= Beginning of Section =

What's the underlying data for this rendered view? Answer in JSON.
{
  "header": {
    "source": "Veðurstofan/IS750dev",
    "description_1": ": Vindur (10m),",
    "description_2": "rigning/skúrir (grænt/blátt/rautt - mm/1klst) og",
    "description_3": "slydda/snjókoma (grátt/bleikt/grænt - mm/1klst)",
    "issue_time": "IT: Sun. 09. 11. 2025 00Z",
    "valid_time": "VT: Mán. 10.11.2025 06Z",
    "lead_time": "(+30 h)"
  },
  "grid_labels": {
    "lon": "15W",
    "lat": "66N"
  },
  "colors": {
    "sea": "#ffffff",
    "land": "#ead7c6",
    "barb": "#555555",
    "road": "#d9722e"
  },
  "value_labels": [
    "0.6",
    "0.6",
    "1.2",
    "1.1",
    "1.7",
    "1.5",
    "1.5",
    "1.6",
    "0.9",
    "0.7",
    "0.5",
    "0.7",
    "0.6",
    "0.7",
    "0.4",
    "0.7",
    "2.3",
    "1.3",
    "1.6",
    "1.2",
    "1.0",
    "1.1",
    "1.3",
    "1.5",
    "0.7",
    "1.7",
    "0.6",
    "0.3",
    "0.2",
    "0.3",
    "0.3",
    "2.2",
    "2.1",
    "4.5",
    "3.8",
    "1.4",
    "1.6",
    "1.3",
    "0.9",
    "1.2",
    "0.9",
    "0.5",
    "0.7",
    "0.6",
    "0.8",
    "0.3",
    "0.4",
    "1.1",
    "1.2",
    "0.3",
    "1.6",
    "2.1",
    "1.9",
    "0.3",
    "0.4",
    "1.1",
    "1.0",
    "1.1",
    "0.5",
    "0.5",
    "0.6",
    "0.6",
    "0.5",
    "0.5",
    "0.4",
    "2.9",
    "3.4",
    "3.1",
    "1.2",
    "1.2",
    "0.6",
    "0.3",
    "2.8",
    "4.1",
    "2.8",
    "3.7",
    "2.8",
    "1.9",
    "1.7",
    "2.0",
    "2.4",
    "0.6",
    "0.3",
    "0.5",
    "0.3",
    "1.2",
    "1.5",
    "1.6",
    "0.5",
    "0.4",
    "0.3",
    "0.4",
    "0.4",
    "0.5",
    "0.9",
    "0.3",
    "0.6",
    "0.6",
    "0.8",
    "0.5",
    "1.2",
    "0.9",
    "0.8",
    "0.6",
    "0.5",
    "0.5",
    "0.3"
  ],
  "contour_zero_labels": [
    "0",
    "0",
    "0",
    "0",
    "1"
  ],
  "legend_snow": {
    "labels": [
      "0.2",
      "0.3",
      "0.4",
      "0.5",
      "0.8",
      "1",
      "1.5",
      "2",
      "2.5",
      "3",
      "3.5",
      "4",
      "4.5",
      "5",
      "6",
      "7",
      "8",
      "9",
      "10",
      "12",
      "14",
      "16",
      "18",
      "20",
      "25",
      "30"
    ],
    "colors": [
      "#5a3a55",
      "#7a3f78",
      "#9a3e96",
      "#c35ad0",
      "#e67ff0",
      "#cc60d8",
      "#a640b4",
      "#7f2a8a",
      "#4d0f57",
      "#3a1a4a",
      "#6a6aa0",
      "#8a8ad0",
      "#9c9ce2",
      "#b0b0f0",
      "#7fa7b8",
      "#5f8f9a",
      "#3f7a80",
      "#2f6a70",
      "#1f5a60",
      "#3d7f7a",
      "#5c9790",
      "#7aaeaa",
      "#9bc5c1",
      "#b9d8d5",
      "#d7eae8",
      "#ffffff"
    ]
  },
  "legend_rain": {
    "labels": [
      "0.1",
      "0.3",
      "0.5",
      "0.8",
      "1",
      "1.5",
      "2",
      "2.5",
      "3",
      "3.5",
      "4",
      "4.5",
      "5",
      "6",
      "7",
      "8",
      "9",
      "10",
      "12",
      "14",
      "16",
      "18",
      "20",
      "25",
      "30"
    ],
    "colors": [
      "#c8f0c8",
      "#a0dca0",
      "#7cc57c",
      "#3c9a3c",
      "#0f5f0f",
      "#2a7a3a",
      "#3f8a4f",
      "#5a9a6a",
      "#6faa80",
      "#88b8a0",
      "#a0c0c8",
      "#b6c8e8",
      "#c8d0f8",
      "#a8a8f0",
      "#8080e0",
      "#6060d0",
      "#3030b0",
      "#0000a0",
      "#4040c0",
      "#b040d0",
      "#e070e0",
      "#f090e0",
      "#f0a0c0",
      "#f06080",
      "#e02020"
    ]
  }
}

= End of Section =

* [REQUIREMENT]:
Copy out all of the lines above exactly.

* [SOLVED EXERCISE]:
What's the underlying data for this rendered view? Answer in JSON.
{
  "header": {
    "source": "Veðurstofan/IS750dev",
    "description_1": ": Vindur (10m),",
    "description_2": "rigning/skúrir (grænt/blátt/rautt - mm/1klst) og",
    "description_3": "slydda/snjókoma (grátt/bleikt/grænt - mm/1klst)",
    "issue_time": "IT: Sun. 09. 11. 2025 00Z",
    "valid_time": "VT: Mán. 10.11.2025 06Z",
    "lead_time": "(+30 h)"
  },
  "grid_labels": {
    "lon": "15W",
    "lat": "66N"
  },
  "colors": {
    "sea": "#ffffff",
    "land": "#ead7c6",
    "barb": "#555555",
    "road": "#d9722e"
  },
  "value_labels": [
    "0.6",
    "0.6",
    "1.2",
    "1.1",
    "1.7",
    "1.5",
    "1.5",
    "1.6",
    "0.9",
    "0.7",
    "0.5",
    "0.7",
    "0.6",
    "0.7",
    "0.4",
    "0.7",
    "2.3",
    "1.3",
    "1.6",
    "1.2",
    "1.0",
    "1.1",
    "1.3",
    "1.5",
    "0.7",
    "1.7",
    "0.6",
    "0.3",
    "0.2",
    "0.3",
    "0.3",
    "2.2",
    "2.1",
    "4.5",
    "3.8",
    "1.4",
    "1.6",
    "1.3",
    "0.9",
    "1.2",
    "0.9",
    "0.5",
    "0.7",
    "0.6",
    "0.8",
    "0.3",
    "0.4",
    "1.1",
    "1.2",
    "0.3",
    "1.6",
    "2.1",
    "1.9",
    "0.3",
    "0.4",
    "1.1",
    "1.0",
    "1.1",
    "0.5",
    "0.5",
    "0.6",
    "0.6",
    "0.5",
    "0.5",
    "0.4",
    "2.9",
    "3.4",
    "3.1",
    "1.2",
    "1.2",
    "0.6",
    "0.3",
    "2.8",
    "4.1",
    "2.8",
    "3.7",
    "2.8",
    "1.9",
    "1.7",
    "2.0",
    "2.4",
    "0.6",
    "0.3",
    "0.5",
    "0.3",
    "1.2",
    "1.5",
    "1.6",
    "0.5",
    "0.4",
    "0.3",
    "0.4",
    "0.4",
    "0.5",
    "0.9",
    "0.3",
    "0.6",
    "0.6",
    "0.8",
    "0.5",
    "1.2",
    "0.9",
    "0.8",
    "0.6",
    "0.5",
    "0.5",
    "0.3"
  ],
  "contour_zero_labels": [
    "0",
    "0",
    "0",
    "0",
    "1"
  ],
  "legend_snow": {
    "labels": [
      "0.2",
      "0.3",
      "0.4",
      "0.5",
      "0.8",
      "1",
      "1.5",
      "2",
      "2.5",
      "3",
      "3.5",
      "4",
      "4.5",
      "5",
      "6",
      "7",
      "8",
      "9",
      "10",
      "12",
      "14",
      "16",
      "18",
      "20",
      "25",
      "30"
    ],
    "colors": [
      "#5a3a55",
      "#7a3f78",
      "#9a3e96",
      "#c35ad0",
      "#e67ff0",
      "#cc60d8",
      "#a640b4",
      "#7f2a8a",
      "#4d0f57",
      "#3a1a4a",
      "#6a6aa0",
      "#8a8ad0",
      "#9c9ce2",
      "#b0b0f0",
      "#7fa7b8",
      "#5f8f9a",
      "#3f7a80",
      "#2f6a70",
      "#1f5a60",
      "#3d7f7a",
      "#5c9790",
      "#7aaeaa",
      "#9bc5c1",
      "#b9d8d5",
      "#d7eae8",
      "#ffffff"
    ]
  },
  "legend_rain": {
    "labels": [
      "0.1",
      "0.3",
      "0.5",
      "0.8",
      "1",
      "1.5",
      "2",
      "2.5",
      "3",
      "3.5",
      "4",
      "4.5",
      "5",
      "6",
      "7",
      "8",
      "9",
      "10",
      "12",
      "14",
      "16",
      "18",
      "20",
      "25",
      "30"
    ],
    "colors": [
      "#c8f0c8",
      "#a0dca0",
      "#7cc57c",
      "#3c9a3c",
      "#0f5f0f",
      "#2a7a3a",
      "#3f8a4f",
      "#5a9a6a",
      "#6faa80",
      "#88b8a0",
      "#a0c0c8",
      "#b6c8e8",
      "#c8d0f8",
      "#a8a8f0",
      "#8080e0",
      "#6060d0",
      "#3030b0",
      "#0000a0",
      "#4040c0",
      "#b040d0",
      "#e070e0",
      "#f090e0",
      "#f0a0c0",
      "#f06080",
      "#e02020"
    ]
  }
}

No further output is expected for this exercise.